One of their biggest influences is Outkast. "Music on the radio right now is just catching up Outkast," Smith III says. One song off of the Bamaz EP "goes riverdance," Rankins says.
After six years of living in Houston, they believe the city has the potential to be a music capital because of the wealth of talent here. They say they have seen amazing acts at the Westheimer Block Party and they enjoy Boheme and Mango's. “Musicianship is just superb in Houston,” Smith says.
But they believe people need to switch the scene up a bit and elevate it. "Everybody's opinion is it has to evolve," Rankins says.
As in-house producers for Music World Entertainment, they have made some great remixes for Beyoncé, Destiny's Child, Kelly Rowland, and artists who walk through the door. "(Mathew) makes everyone — even his daughters — work for everything," Rankins says. "They are workaholics."
Why don't you love them
For a song that almost didn't happen three times until an unexpected push by Beyoncé, the bonus track from Sasha Fierce,"Why Don't You Love Me," now has a video and is sold as a single. It came about after Beyoncé invited the Bama Boyz into the studio to listen to the early versions of Sasha Fierce and they were surprised to hear their track of "Why Don't You Love Me." But it wasn't available because a record label rep who didn't know the song was already recorded by Beyoncé was ready to shop the track around.
That got worked out, but the song was still almost removed at the last minute because some believed it was too different from the mainstream tracks on the CD.
“We are excited because it went from being a song that didn't make it to the album to a song that's now a bonus on the album, to a single, a video, and now we get to go overseas and be a part of the promotion," Smith III says. "It's a roller-coaster."
Even with the song's success, the Bamaz have made it a point not to follow the pack and lose their individuality just to become hit-makers.
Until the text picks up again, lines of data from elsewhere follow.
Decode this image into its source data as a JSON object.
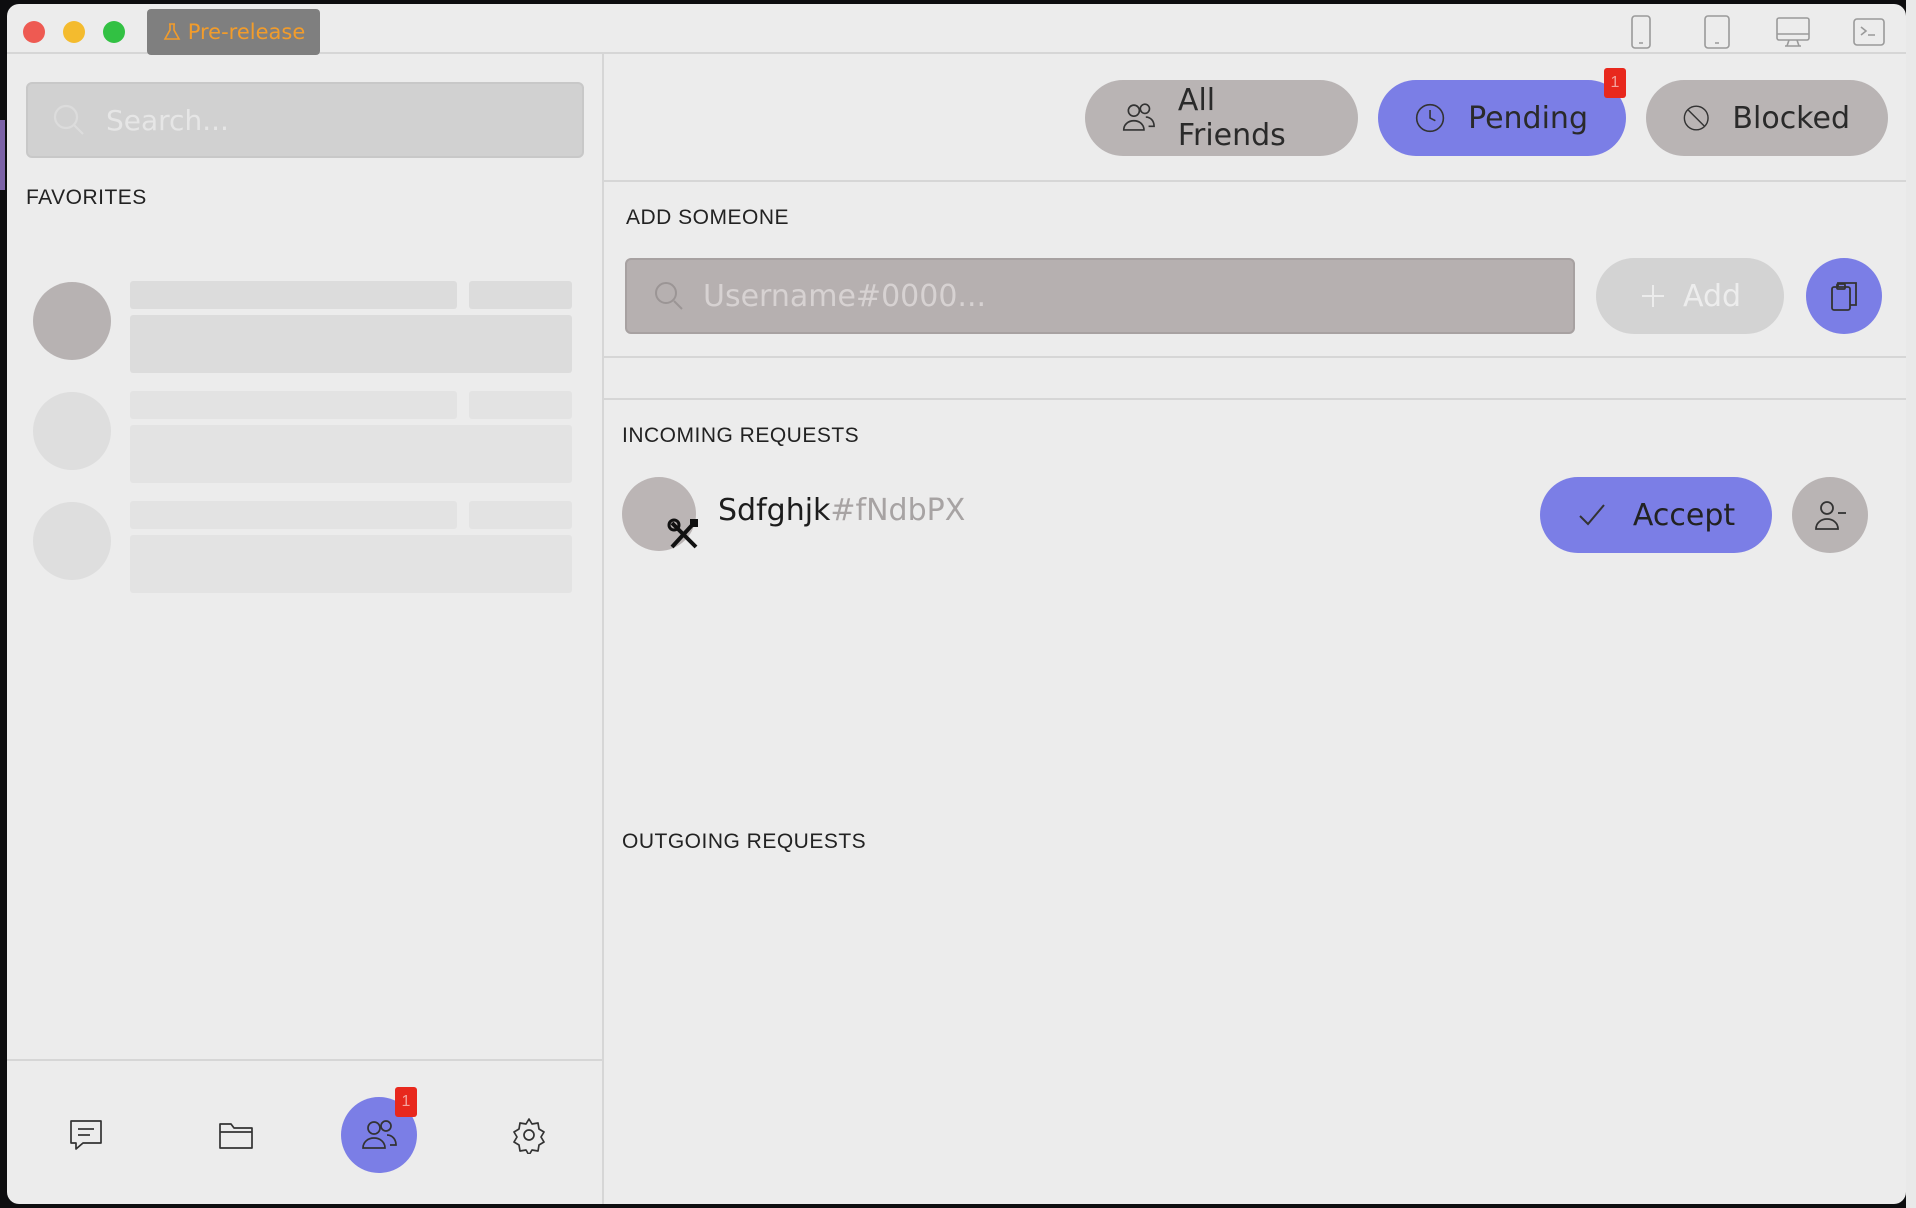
{
  "titlebar": {
    "badge_label": "Pre-release",
    "view_icons": [
      "mobile-icon",
      "tablet-icon",
      "desktop-icon",
      "terminal-icon"
    ]
  },
  "sidebar": {
    "search_placeholder": "Search...",
    "favorites_title": "FAVORITES",
    "nav": {
      "items": [
        "chat-icon",
        "folder-icon",
        "friends-icon",
        "settings-icon"
      ],
      "active": "friends-icon",
      "friends_badge": "1"
    }
  },
  "main": {
    "tabs": [
      {
        "label": "All Friends",
        "icon": "users-icon",
        "active": false
      },
      {
        "label": "Pending",
        "icon": "clock-icon",
        "active": true,
        "badge": "1"
      },
      {
        "label": "Blocked",
        "icon": "blocked-icon",
        "active": false
      }
    ],
    "add_someone": {
      "title": "ADD SOMEONE",
      "placeholder": "Username#0000...",
      "add_label": "Add"
    },
    "incoming": {
      "title": "INCOMING REQUESTS",
      "requests": [
        {
          "name": "Sdfghjk",
          "tag": "#fNdbPX",
          "accept_label": "Accept"
        }
      ]
    },
    "outgoing": {
      "title": "OUTGOING REQUESTS"
    }
  },
  "colors": {
    "accent": "#7b7ee6",
    "badge": "#e8281d",
    "prerelease_text": "#f29c2b"
  }
}
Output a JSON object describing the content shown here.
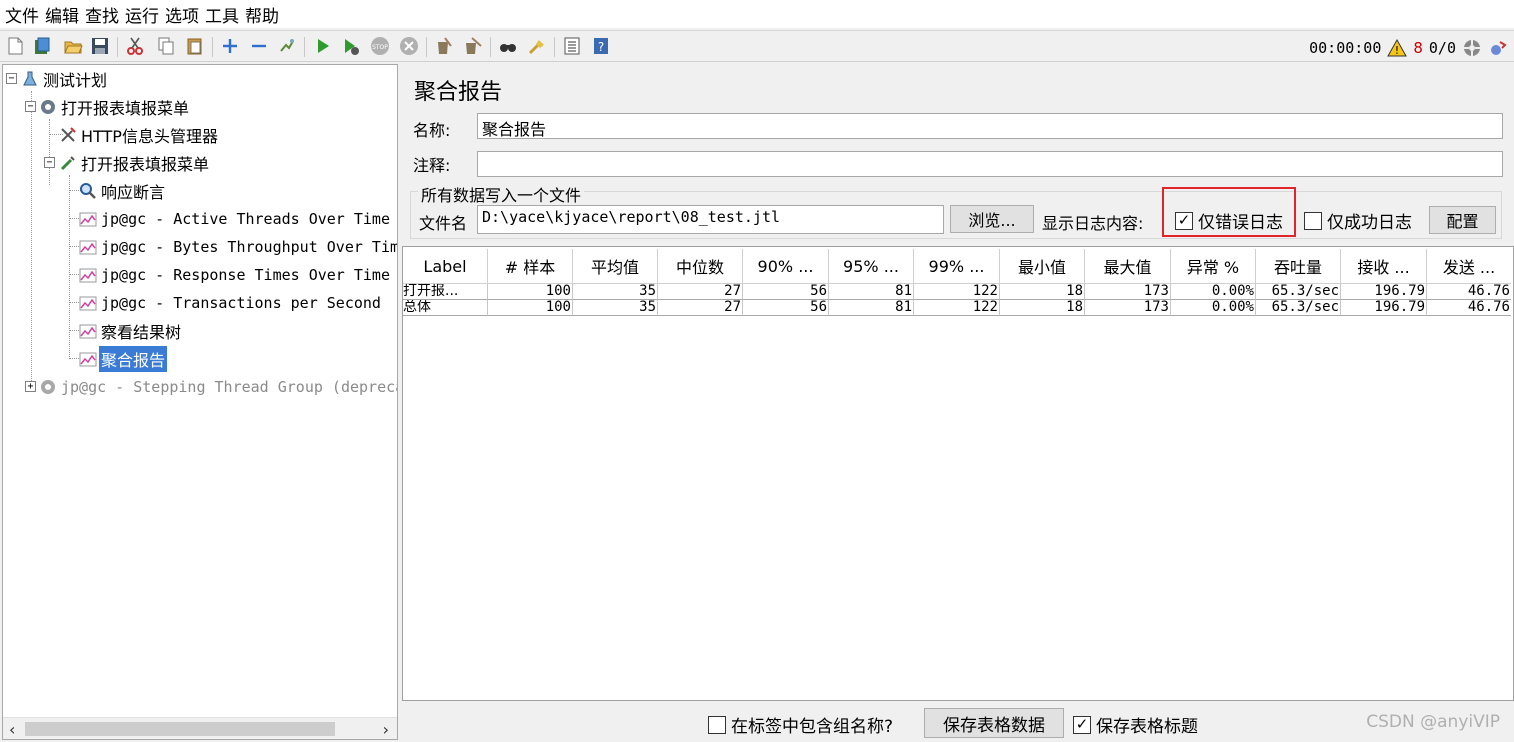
{
  "menu": [
    "文件",
    "编辑",
    "查找",
    "运行",
    "选项",
    "工具",
    "帮助"
  ],
  "toolbar": {
    "icons": [
      "new-icon",
      "templates-icon",
      "open-icon",
      "save-icon",
      "cut-icon",
      "copy-icon",
      "paste-icon",
      "expand-icon",
      "collapse-icon",
      "toggle-icon",
      "start-icon",
      "start-no-pause-icon",
      "stop-icon",
      "shutdown-icon",
      "clear-icon",
      "clear-all-icon",
      "search-icon",
      "reset-search-icon",
      "function-helper-icon",
      "help-icon"
    ],
    "timer": "00:00:00",
    "warning_count": "8",
    "threads": "0/0"
  },
  "tree": {
    "items": [
      {
        "label": "测试计划",
        "icon": "flask-icon"
      },
      {
        "label": "打开报表填报菜单",
        "icon": "gear-icon"
      },
      {
        "label": "HTTP信息头管理器",
        "icon": "wrench-icon"
      },
      {
        "label": "打开报表填报菜单",
        "icon": "pipette-icon"
      },
      {
        "label": "响应断言",
        "icon": "magnifier-icon"
      },
      {
        "label": "jp@gc - Active Threads Over Time",
        "icon": "graph-icon"
      },
      {
        "label": "jp@gc - Bytes Throughput Over Time",
        "icon": "graph-icon"
      },
      {
        "label": "jp@gc - Response Times Over Time",
        "icon": "graph-icon"
      },
      {
        "label": "jp@gc - Transactions per Second",
        "icon": "graph-icon"
      },
      {
        "label": "察看结果树",
        "icon": "graph-icon"
      },
      {
        "label": "聚合报告",
        "icon": "graph-icon"
      },
      {
        "label": "jp@gc - Stepping Thread Group (deprecated)",
        "icon": "gear-icon"
      }
    ]
  },
  "panel": {
    "title": "聚合报告",
    "name_label": "名称:",
    "name_value": "聚合报告",
    "comment_label": "注释:",
    "comment_value": "",
    "file_group_title": "所有数据写入一个文件",
    "filename_label": "文件名",
    "filename_value": "D:\\yace\\kjyace\\report\\08_test.jtl",
    "browse_label": "浏览...",
    "log_display_label": "显示日志内容:",
    "errors_only_label": "仅错误日志",
    "errors_only_checked": true,
    "success_only_label": "仅成功日志",
    "success_only_checked": false,
    "configure_label": "配置"
  },
  "table": {
    "columns": [
      "Label",
      "# 样本",
      "平均值",
      "中位数",
      "90% ...",
      "95% ...",
      "99% ...",
      "最小值",
      "最大值",
      "异常 %",
      "吞吐量",
      "接收 ...",
      "发送 ..."
    ],
    "rows": [
      [
        "打开报...",
        "100",
        "35",
        "27",
        "56",
        "81",
        "122",
        "18",
        "173",
        "0.00%",
        "65.3/sec",
        "196.79",
        "46.76"
      ],
      [
        "总体",
        "100",
        "35",
        "27",
        "56",
        "81",
        "122",
        "18",
        "173",
        "0.00%",
        "65.3/sec",
        "196.79",
        "46.76"
      ]
    ]
  },
  "bottom": {
    "include_group_label": "在标签中包含组名称?",
    "include_group_checked": false,
    "save_table_label": "保存表格数据",
    "save_header_label": "保存表格标题",
    "save_header_checked": true,
    "watermark": "CSDN @anyiVIP"
  },
  "colors": {
    "selection": "#3a7bd5",
    "highlight_box": "#e0262b",
    "warning": "#cc0000"
  }
}
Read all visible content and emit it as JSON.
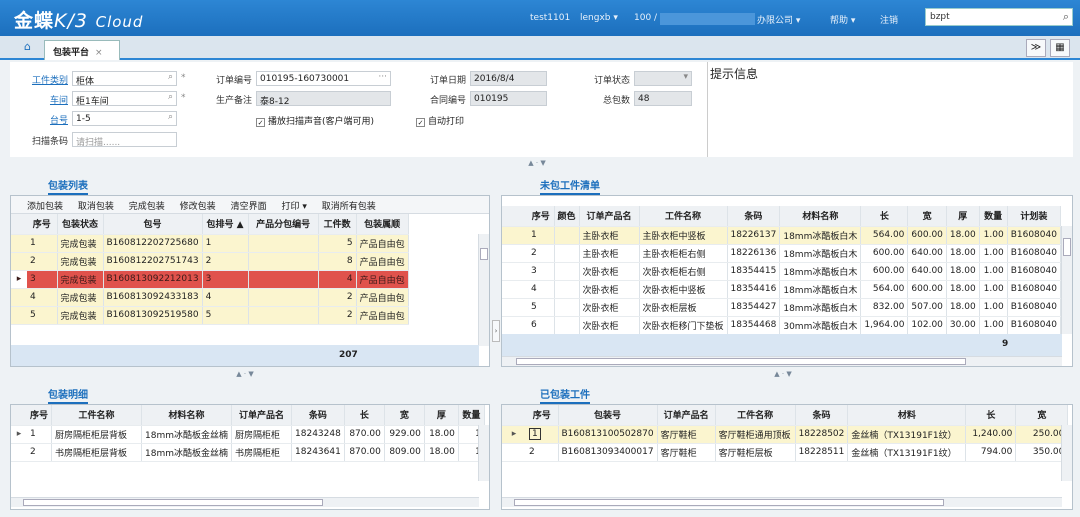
{
  "header": {
    "logo_main": "金蝶",
    "logo_sub": "K/3",
    "logo_cloud": "Cloud",
    "user": "test1101",
    "account": "lengxb ▾",
    "org_code": "100 /",
    "org_name": "办限公司 ▾",
    "help": "帮助 ▾",
    "logout": "注销",
    "search_value": "bzpt",
    "search_icon": "search-icon"
  },
  "tabs": {
    "home_icon": "home-icon",
    "active_label": "包装平台",
    "close_glyph": "×",
    "btn_expand": "≫",
    "btn_grid": "▦"
  },
  "form": {
    "work_type_label": "工件类别",
    "work_type_value": "柜体",
    "workshop_label": "车间",
    "workshop_value": "柜1车间",
    "station_label": "台号",
    "station_value": "1-5",
    "scan_label": "扫描条码",
    "scan_placeholder": "请扫描......",
    "order_no_label": "订单编号",
    "order_no_value": "010195-160730001",
    "remark_label": "生产备注",
    "remark_value": "泰8-12",
    "beep_label": "播放扫描声音(客户端可用)",
    "order_date_label": "订单日期",
    "order_date_value": "2016/8/4",
    "contract_label": "合同编号",
    "contract_value": "010195",
    "auto_print_label": "自动打印",
    "order_status_label": "订单状态",
    "order_status_value": "",
    "total_pkg_label": "总包数",
    "total_pkg_value": "48",
    "required_mark": "*",
    "lookup_glyph": "⌕",
    "more_glyph": "···",
    "check_glyph": "✓"
  },
  "tips_title": "提示信息",
  "splitter_glyph": "▲ · ▼",
  "pack_list": {
    "title": "包装列表",
    "toolbar": [
      "添加包装",
      "取消包装",
      "完成包装",
      "修改包装",
      "清空界面",
      "打印 ▾",
      "取消所有包装"
    ],
    "columns": [
      "序号",
      "包装状态",
      "包号",
      "包排号 ▲",
      "产品分包编号",
      "工件数",
      "包装属顺"
    ],
    "rows": [
      {
        "seq": "1",
        "status": "完成包装",
        "code": "B160812202725680",
        "pos": "1",
        "sub": "",
        "count": "5",
        "attr": "产品自由包"
      },
      {
        "seq": "2",
        "status": "完成包装",
        "code": "B160812202751743",
        "pos": "2",
        "sub": "",
        "count": "8",
        "attr": "产品自由包"
      },
      {
        "seq": "3",
        "status": "完成包装",
        "code": "B160813092212013",
        "pos": "3",
        "sub": "",
        "count": "4",
        "attr": "产品自由包"
      },
      {
        "seq": "4",
        "status": "完成包装",
        "code": "B160813092433183",
        "pos": "4",
        "sub": "",
        "count": "2",
        "attr": "产品自由包"
      },
      {
        "seq": "5",
        "status": "完成包装",
        "code": "B160813092519580",
        "pos": "5",
        "sub": "",
        "count": "2",
        "attr": "产品自由包"
      }
    ],
    "total": "207",
    "row_pointer": "▸"
  },
  "unpacked": {
    "title": "未包工件清单",
    "columns": [
      "序号",
      "颜色",
      "订单产品名",
      "工件名称",
      "条码",
      "材料名称",
      "长",
      "宽",
      "厚",
      "数量",
      "计划装"
    ],
    "rows": [
      {
        "seq": "1",
        "color": "",
        "product": "主卧衣柜",
        "part": "主卧衣柜中竖板",
        "code": "18226137",
        "mat": "18mm冰酷板白木",
        "l": "564.00",
        "w": "600.00",
        "t": "18.00",
        "q": "1.00",
        "plan": "B1608040"
      },
      {
        "seq": "2",
        "color": "",
        "product": "主卧衣柜",
        "part": "主卧衣柜柜右侧",
        "code": "18226136",
        "mat": "18mm冰酷板白木",
        "l": "600.00",
        "w": "640.00",
        "t": "18.00",
        "q": "1.00",
        "plan": "B1608040"
      },
      {
        "seq": "3",
        "color": "",
        "product": "次卧衣柜",
        "part": "次卧衣柜柜右侧",
        "code": "18354415",
        "mat": "18mm冰酷板白木",
        "l": "600.00",
        "w": "640.00",
        "t": "18.00",
        "q": "1.00",
        "plan": "B1608040"
      },
      {
        "seq": "4",
        "color": "",
        "product": "次卧衣柜",
        "part": "次卧衣柜中竖板",
        "code": "18354416",
        "mat": "18mm冰酷板白木",
        "l": "564.00",
        "w": "600.00",
        "t": "18.00",
        "q": "1.00",
        "plan": "B1608040"
      },
      {
        "seq": "5",
        "color": "",
        "product": "次卧衣柜",
        "part": "次卧衣柜层板",
        "code": "18354427",
        "mat": "18mm冰酷板白木",
        "l": "832.00",
        "w": "507.00",
        "t": "18.00",
        "q": "1.00",
        "plan": "B1608040"
      },
      {
        "seq": "6",
        "color": "",
        "product": "次卧衣柜",
        "part": "次卧衣柜移门下垫板",
        "code": "18354468",
        "mat": "30mm冰酷板白木",
        "l": "1,964.00",
        "w": "102.00",
        "t": "30.00",
        "q": "1.00",
        "plan": "B1608040"
      }
    ],
    "total": "9"
  },
  "pack_detail": {
    "title": "包装明细",
    "columns": [
      "序号",
      "工件名称",
      "材料名称",
      "订单产品名",
      "条码",
      "长",
      "宽",
      "厚",
      "数量"
    ],
    "rows": [
      {
        "seq": "1",
        "part": "厨房隔柜柜层背板",
        "mat": "18mm冰酷板金丝楠",
        "product": "厨房隔柜柜",
        "code": "18243248",
        "l": "870.00",
        "w": "929.00",
        "t": "18.00",
        "q": "1"
      },
      {
        "seq": "2",
        "part": "书房隔柜柜层背板",
        "mat": "18mm冰酷板金丝楠",
        "product": "书房隔柜柜",
        "code": "18243641",
        "l": "870.00",
        "w": "809.00",
        "t": "18.00",
        "q": "1"
      }
    ]
  },
  "packed": {
    "title": "已包装工件",
    "columns": [
      "序号",
      "包装号",
      "订单产品名",
      "工件名称",
      "条码",
      "材料",
      "长",
      "宽"
    ],
    "rows": [
      {
        "seq": "1",
        "pkg": "B160813100502870",
        "product": "客厅鞋柜",
        "part": "客厅鞋柜通用顶板",
        "code": "18228502",
        "mat": "金丝楠（TX13191F1纹）",
        "l": "1,240.00",
        "w": "250.00"
      },
      {
        "seq": "2",
        "pkg": "B160813093400017",
        "product": "客厅鞋柜",
        "part": "客厅鞋柜层板",
        "code": "18228511",
        "mat": "金丝楠（TX13191F1纹）",
        "l": "794.00",
        "w": "350.00"
      }
    ]
  },
  "colors": {
    "accent": "#1c6fbd",
    "selected_row": "#e0524c",
    "stripe_row": "#fbf5cf"
  }
}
They are promoting "Why Don't You Love Me" in hopes that fans will download their Socially Awkward EP. It's free. (My favorite is "Her Inability to Focus.") They are also working on a full album to be released in 2011 and on some "real special things," Smith III says.
Socially awkward attempts ""
Socially Awkward is a good name for the EP because "all we do is stay in the studio and work on music," Smith III says. A friend recently told them they are "a bit off" because "you guys have been spending way too much time in the studio."
Their latest EP is a self-deprecating and humorous beat-filled-musical gumbo (credit Smith III for the musical gumbo reference). Like many artists, they have created a sound that is refreshing but not supported by the mainstream music industry. “People like us go through it extra hard because we don't fall into the right category,” Rankins says.
"When we tell people who ask us what our genre is, what are you trying to create? It's energy." The energy you might see at a rock, hip-hop, or electro show; all of which are embodied with the Bamaz's broad sound.
"Music is art. Music is expression," they say.
Watch the Beyoncé video of Why Don't You Love Me: